Similar to the Nazi takeover of Europe, Communist control over Eastern Europe did not occur overnight. The Budapest Terror Museum contained a frightening history of intimidation and electoral fraud that enabled the Communists, over a period of years, to gain total control over Hungary and subjugate the people to Soviet control.
The question to ask yourself is “why didn’t people get out when they could?”
There are lots of answers – they would lose their houses, they didn’t speak any language other than Hungarian, they had already lost too much in WWII and couldn’t afford to leave. Etc. Etc. Etc. The one thing we can say for sure is that if they had known what the communists had in store for them, they would have left. But they didn’t.
This is a pattern repeated all over the world. The Jews didn’t leave Germany, the East Berliners didn’t escape before the wall was built, Cambodian intellectuals didn’t flee Pol Pot. It’s still happening before our very eyes, like the white South Africans who aren’t trying to emigrate before Nelson Mandela dies (when it’s widely understood that the “peaceful racial amnesty” ends).
Triune brain model and Freedom
The answer seems to be deeply ingrained in our psychology – in the R-complex or Reptilian brain. We are hardwired to seek security. As much as freedom is important to us (at least intellectually), we feel safer with what we know.
There must be a part of our brain (R-complex) that tells us that it’s safest to stay close to our roots, near to where we were born.
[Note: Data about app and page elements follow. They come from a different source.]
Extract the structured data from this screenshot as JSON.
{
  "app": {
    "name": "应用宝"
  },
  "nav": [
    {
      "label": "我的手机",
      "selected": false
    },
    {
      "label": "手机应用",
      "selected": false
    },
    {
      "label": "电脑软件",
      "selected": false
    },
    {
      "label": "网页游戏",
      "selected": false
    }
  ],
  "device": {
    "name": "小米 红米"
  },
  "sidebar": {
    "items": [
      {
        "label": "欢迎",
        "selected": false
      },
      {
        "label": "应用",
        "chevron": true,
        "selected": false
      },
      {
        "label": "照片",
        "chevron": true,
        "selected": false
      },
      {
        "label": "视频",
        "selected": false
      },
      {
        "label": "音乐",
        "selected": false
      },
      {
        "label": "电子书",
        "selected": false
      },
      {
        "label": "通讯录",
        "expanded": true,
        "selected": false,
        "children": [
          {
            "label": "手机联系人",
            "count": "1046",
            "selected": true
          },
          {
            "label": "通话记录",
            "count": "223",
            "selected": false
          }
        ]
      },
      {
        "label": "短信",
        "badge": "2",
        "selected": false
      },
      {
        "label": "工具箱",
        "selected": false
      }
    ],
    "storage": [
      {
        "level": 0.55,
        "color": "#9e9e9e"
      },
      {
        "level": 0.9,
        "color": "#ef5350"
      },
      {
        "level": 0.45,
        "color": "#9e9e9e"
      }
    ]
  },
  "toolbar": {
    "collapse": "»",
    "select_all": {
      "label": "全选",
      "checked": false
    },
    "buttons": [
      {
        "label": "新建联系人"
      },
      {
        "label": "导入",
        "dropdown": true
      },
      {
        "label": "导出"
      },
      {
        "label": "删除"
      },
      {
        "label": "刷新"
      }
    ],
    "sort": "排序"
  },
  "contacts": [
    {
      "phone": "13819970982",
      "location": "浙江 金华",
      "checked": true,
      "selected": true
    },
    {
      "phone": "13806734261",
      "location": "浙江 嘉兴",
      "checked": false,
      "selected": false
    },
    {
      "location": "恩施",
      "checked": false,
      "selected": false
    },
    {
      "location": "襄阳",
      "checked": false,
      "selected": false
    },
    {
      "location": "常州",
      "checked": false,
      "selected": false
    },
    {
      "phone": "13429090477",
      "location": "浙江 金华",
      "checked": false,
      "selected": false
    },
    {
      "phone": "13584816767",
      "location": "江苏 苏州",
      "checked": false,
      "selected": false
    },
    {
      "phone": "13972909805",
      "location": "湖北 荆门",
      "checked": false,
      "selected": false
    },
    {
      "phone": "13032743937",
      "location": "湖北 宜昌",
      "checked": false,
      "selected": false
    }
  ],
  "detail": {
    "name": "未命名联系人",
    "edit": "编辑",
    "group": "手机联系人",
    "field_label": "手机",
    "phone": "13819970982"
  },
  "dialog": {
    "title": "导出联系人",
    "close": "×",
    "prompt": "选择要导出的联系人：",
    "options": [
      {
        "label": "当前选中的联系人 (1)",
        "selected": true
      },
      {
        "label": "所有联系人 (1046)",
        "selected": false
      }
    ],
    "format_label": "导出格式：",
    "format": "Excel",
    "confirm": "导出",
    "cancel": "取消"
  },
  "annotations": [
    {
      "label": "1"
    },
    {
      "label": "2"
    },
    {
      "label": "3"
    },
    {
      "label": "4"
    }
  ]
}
Animals will consistently return to their home grounds rather than seeking greener pastures.
This isn’t just “less intelligent” animals like reptiles (think turtles that keep laying eggs on a beach that is no longer safe). Large intelligent mammals do the same.
For instance elephants that are being culled in over-populated Kruger Park are driven thousands of kilometers to Mozambique and return to Kruger so quickly that they actually beat the trucks on the return journey! Humans, for all our supposed brains, seem to have the same instinct – “home = safe.”
[Note for new readers - for more information on the triune brain model and its significance in RPT seem some of these old posts: Introduction to Triune Brain Model (Feb 2010) and Animated Video on healing with Triune Brain (May 2010).]
The point I hope you take from today’s article is this: Freedom is neither the natural state of government nor (apparently) the natural state of our biology.
The natural state of government is power – the empowered crushing the weak. This applies in the natural world (think about dominance displays in just about any animals), and in human politics.
The natural state of biology – for humanity and other animals, is to seek safety. For the vast majority of people this means allowing oppression. This can be perfectly summarized by the life motto of my Jewish ancestors as taught to me in my childhood: “better the Devil you know than the Devil you don’t know.”
Combine these two factors together and you have, in my view, an ability to understand why human history is shaped by so much cruelty and oppression. People, or “Sheeple” as I’ve recently heard them called (sheep people), feel safer to stick with what they have than to confront the unknown and flee oppression.
This explains why so much injustice is allowed to occur. This is the only explanation I can see for what I learned in the Terror Museum, or for why my ancestors didn’t do more to escape the Holocaust.
Continued – tomorrow
Wow, that Torture museum got me all fired up… from torture to histories to elephant brains. I’m going to have to adjourn till tomorrow.
In tomorrow’s blog I will encourage you to ask some difficult questions like how different your country really is to early communist Hungary. How different are your rights and freedoms really to Jews in early Hitler German (before the exterminations began)? These are difficult and controversial questions.
And most important of all, I will keep coming back to the million dollar question of “what can I do about this?”
Until then – don’t forget that your comments and questions here are your exchange, your “payment” for enjoying the blog. Hit the “Like” button and make your contribution.